Special thank you to those who have reached out along the way. Now to the people behind the scenes, the ones in the trenches.
To build something extraordinary, I believe that you need to surround yourself with phenomenal people. To begin this process I asked one of my best friends, Shelby Novak, to come on board and help set social media strategy (Shelby has been a consistent force for us to this day). Her social media presence keeps us relevant and open to the world.
The next key addition was adding our editor to the team, Matt Gillick. Matt is a Providence college graduate, and has an incredible understanding of literature, writing, and the framework of a story. He started editing all of our posts and now manages all content for the site and has brought two more editors on board. Matt has worked steadily with us since March and feels that every story we put out can have the chance of touching a person at a human level. We at the site deeply care about your words and have an editing staff who value them.
Another key piece to our team is Sam Dickinson. I asked Sam to join us in August after coming off his summer internship with Southwest Airlines. Sam serves in setting our site framework, public relations, and content strategy. When it comes to a clear vision and implementing those ideas, Sam is second to none. With Sam, we have found new and better ways to present our content.
Without an internal team working toward the same end-goal and mission, we truly wouldn’t be where we are today. It’s these people who are doing all the hard work behind the scenes that no one accounts for when looking at the platform as a whole.
From Day 1, we have set out to build a community that connects people through the sharing their story, whatever it may be. We have set out to give people a means to express themselves in their authentic voice. We have done both of these in a small way and we plan to keep doing so.
We realize that we cannot rest on our laurels. We have to keep moving forward in creating a platform that evolves with the needs of our community. We envision a community worldwide where people use Wish Dish to share specific life chapters because they know it as their place to share their story.

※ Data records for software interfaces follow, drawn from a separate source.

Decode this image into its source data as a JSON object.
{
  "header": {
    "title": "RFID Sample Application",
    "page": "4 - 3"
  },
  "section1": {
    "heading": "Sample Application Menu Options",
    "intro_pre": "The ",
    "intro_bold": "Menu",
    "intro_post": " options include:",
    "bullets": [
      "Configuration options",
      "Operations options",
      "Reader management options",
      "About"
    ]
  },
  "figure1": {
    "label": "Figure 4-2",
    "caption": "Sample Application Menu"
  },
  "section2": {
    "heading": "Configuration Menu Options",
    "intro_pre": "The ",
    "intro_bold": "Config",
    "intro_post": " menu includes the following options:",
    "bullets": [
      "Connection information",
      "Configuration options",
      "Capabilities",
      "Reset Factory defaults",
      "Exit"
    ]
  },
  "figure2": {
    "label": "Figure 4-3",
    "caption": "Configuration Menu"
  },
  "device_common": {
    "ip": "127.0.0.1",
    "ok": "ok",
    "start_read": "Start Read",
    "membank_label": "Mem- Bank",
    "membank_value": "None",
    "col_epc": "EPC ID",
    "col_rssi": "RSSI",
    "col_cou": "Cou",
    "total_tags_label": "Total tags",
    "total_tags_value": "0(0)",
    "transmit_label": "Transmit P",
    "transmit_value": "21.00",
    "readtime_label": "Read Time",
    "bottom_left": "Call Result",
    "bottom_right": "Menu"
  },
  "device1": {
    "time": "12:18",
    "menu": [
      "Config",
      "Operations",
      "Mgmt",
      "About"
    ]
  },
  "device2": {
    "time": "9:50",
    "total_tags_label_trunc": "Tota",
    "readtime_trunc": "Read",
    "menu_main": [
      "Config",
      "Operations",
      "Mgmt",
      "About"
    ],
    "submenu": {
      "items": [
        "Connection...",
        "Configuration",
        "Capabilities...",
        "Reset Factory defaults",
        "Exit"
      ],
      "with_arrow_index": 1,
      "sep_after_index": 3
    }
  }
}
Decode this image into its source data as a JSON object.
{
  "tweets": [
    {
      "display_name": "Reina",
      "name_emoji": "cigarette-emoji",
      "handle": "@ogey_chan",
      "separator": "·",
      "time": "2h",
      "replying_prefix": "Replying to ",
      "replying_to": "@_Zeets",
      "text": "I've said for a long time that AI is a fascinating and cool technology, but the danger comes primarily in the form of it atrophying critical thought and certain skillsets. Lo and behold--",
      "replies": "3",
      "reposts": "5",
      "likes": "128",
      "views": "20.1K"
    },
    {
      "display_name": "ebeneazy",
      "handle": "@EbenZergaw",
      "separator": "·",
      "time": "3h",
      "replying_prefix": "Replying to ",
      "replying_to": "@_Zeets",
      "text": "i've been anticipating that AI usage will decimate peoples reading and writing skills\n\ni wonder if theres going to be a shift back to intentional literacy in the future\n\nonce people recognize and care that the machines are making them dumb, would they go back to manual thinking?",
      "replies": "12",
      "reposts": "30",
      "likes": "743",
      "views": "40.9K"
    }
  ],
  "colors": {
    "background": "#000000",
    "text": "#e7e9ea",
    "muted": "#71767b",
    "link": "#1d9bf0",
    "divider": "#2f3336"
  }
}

As long as someone has a story to tell, a song to sing, a beat to stomp to, The Wish Dish will be there to put the microphone in your hand. Express yourself and join us.